- Place the dough onto a lightly floured work surface and knead with lightly floured hands, until dough is smooth and elastic – for about 10 minutes. Roll out into 24 ovals. Spoon some filling into each base, then sprinkle some pine nuts over each piece. Pinch together the two short ends of the dough to form a boat shape. Place the pizzas on a lightly greased baking tray (using olive oil). Bake for 20-30 minutes.
- Now, serve with a dab of yoghurt, and enjoy these scrumptious pizzas.
Old Illustration: Digital Compilation v.s. Mostly-Analogue Artwork

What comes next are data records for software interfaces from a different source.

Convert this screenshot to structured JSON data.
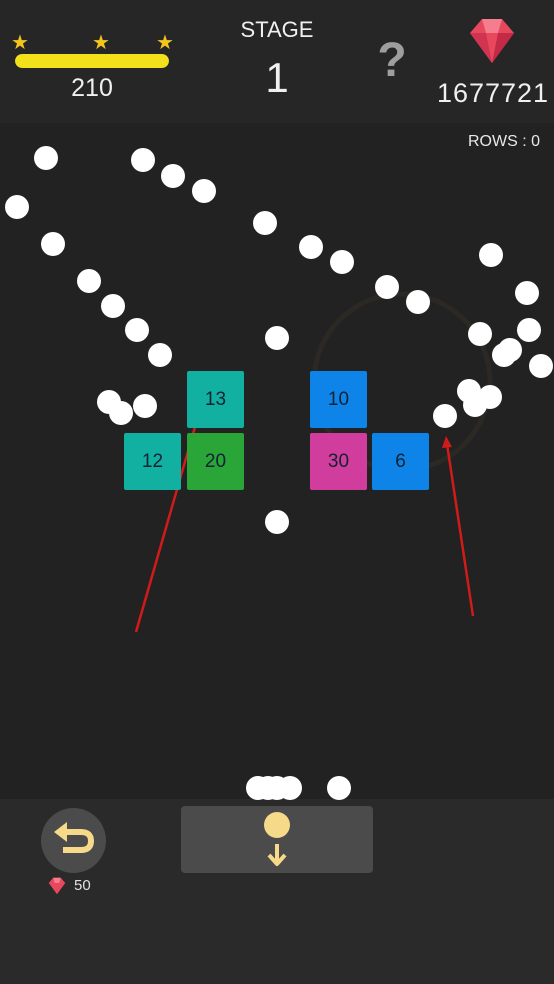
{
  "header": {
    "score": "210",
    "progress": 1.0,
    "stars": [
      "star-icon",
      "star-icon",
      "star-icon"
    ],
    "stage_label": "STAGE",
    "stage_number": "1",
    "help_icon": "?",
    "gem_count": "1677721"
  },
  "field": {
    "rows_label": "ROWS : 0"
  },
  "blocks": [
    {
      "value": "13",
      "color": "#11b0a0"
    },
    {
      "value": "12",
      "color": "#11b0a0"
    },
    {
      "value": "20",
      "color": "#2aa538"
    },
    {
      "value": "10",
      "color": "#0f84e8"
    },
    {
      "value": "30",
      "color": "#d13d9c"
    },
    {
      "value": "6",
      "color": "#0f84e8"
    }
  ],
  "footer": {
    "undo_cost": "50"
  },
  "colors": {
    "background": "#222222",
    "gem": "#e8485e",
    "arrow": "#d11b1b",
    "button_icon": "#f7d98a"
  }
}
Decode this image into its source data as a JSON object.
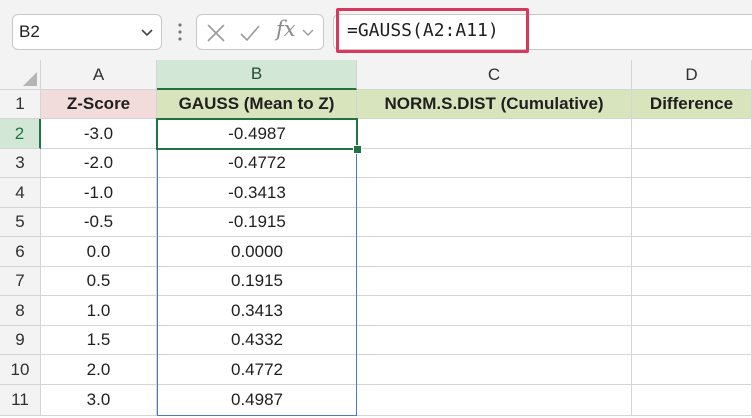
{
  "formula_bar": {
    "name_box": "B2",
    "formula": "=GAUSS(A2:A11)",
    "icons": [
      "chevron-down-icon",
      "kebab-icon",
      "cancel-x-icon",
      "enter-check-icon",
      "fx-icon"
    ],
    "fx_label": "fx"
  },
  "sheet": {
    "columns": [
      "A",
      "B",
      "C",
      "D"
    ],
    "selected_column": "B",
    "selected_row": "2",
    "row_numbers": [
      "1",
      "2",
      "3",
      "4",
      "5",
      "6",
      "7",
      "8",
      "9",
      "10",
      "11"
    ],
    "headers": {
      "A": "Z-Score",
      "B": "GAUSS (Mean to Z)",
      "C": "NORM.S.DIST (Cumulative)",
      "D": "Difference"
    },
    "data": [
      {
        "a": "-3.0",
        "b": "-0.4987",
        "c": "",
        "d": ""
      },
      {
        "a": "-2.0",
        "b": "-0.4772",
        "c": "",
        "d": ""
      },
      {
        "a": "-1.0",
        "b": "-0.3413",
        "c": "",
        "d": ""
      },
      {
        "a": "-0.5",
        "b": "-0.1915",
        "c": "",
        "d": ""
      },
      {
        "a": "0.0",
        "b": "0.0000",
        "c": "",
        "d": ""
      },
      {
        "a": "0.5",
        "b": "0.1915",
        "c": "",
        "d": ""
      },
      {
        "a": "1.0",
        "b": "0.3413",
        "c": "",
        "d": ""
      },
      {
        "a": "1.5",
        "b": "0.4332",
        "c": "",
        "d": ""
      },
      {
        "a": "2.0",
        "b": "0.4772",
        "c": "",
        "d": ""
      },
      {
        "a": "3.0",
        "b": "0.4987",
        "c": "",
        "d": ""
      }
    ]
  },
  "colors": {
    "accent_green": "#217346",
    "highlight_red": "#d7385e",
    "header_pink": "#f2dcdb",
    "header_green": "#d8e4bc",
    "selection_blue": "#4a7ebb"
  }
}
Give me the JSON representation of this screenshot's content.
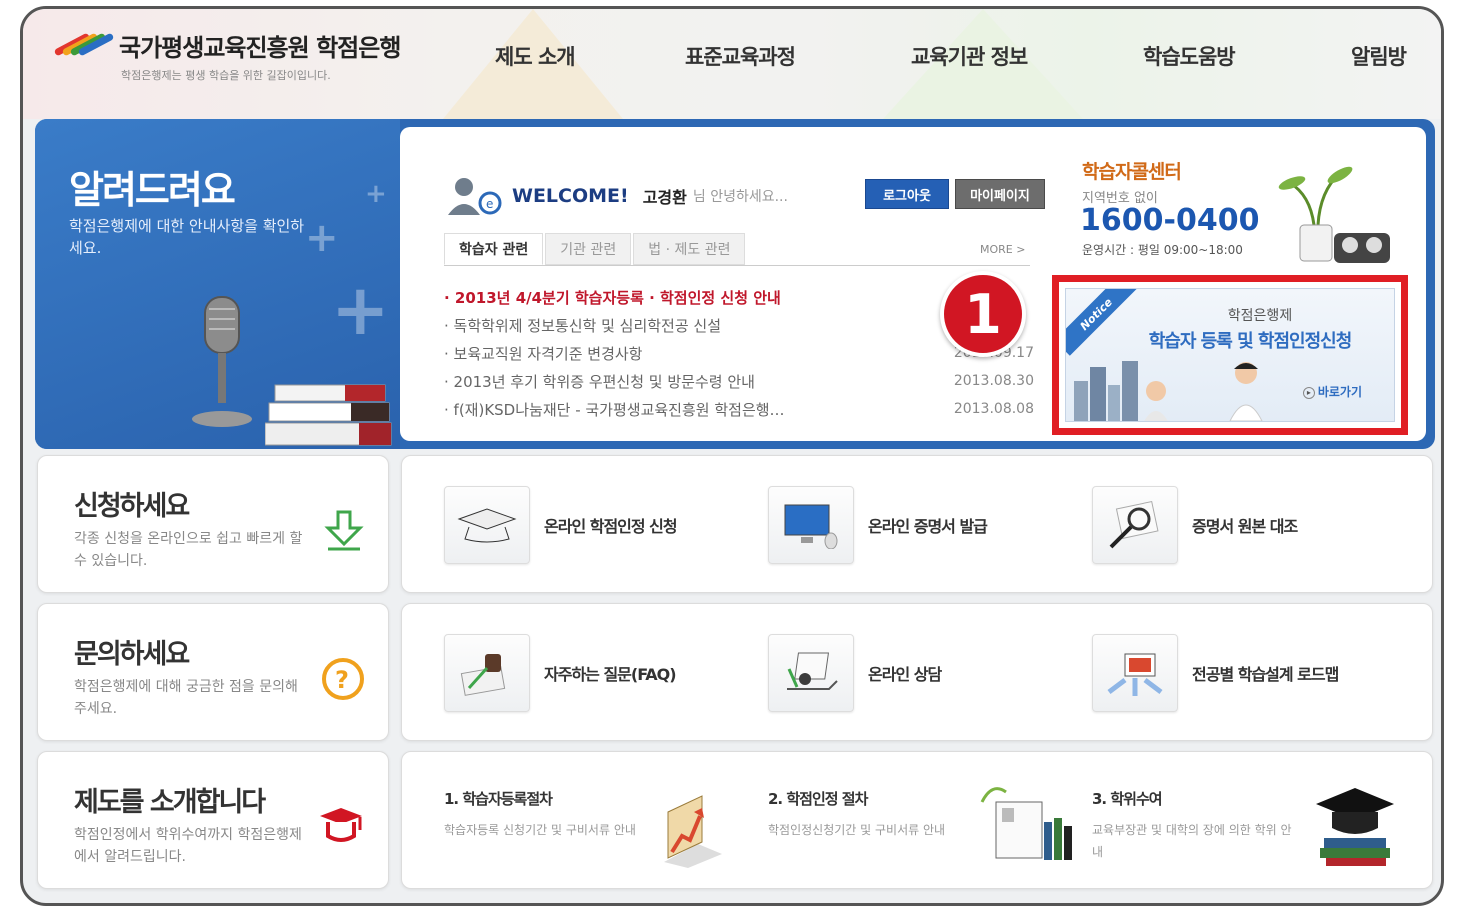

My blog is like an e-sketchbook – where I get to revisit some of the illustrations I’m not quite happy with, and give them new life, or re-do them from scratch. On 10 October 2018, I decided to post a new food illustration for this Turkish pizza recipe to reflect my ever evolving illustration style. The original illustration above was posted on 15 May 2017. Although it did capture my intention to use Turkish motifs in the illustration, I felt I out-grew the artwork and it was time for change. Instead, I went for a minimalist look with a hint of cultural motif. In terms of medium used, the illustration process was completely different in both the old and new illustrations. The old artwork is a pen-and-ink illustration that was scanned, and then analogue elements (like gouache motifs) were inserted digitally. However, in the new pieces, I used pen-and-ink on paper with watercolour in the same piece – meaning, the watercolour was not inserted digitally. Earlier this year, I decided to take more of an analogue approach to my illustrations and this is one of the first attempts.
I hope you have enjoyed today’s food illustration and recipe! And as the Turkish, the Lebanese and the Italians would say: Afiyet Olsun, Sahtein o Afyeh, and Buon Appetito!
Illustrated recipe + Turkish Pizza food illustration by illustrator and artist Yaansoon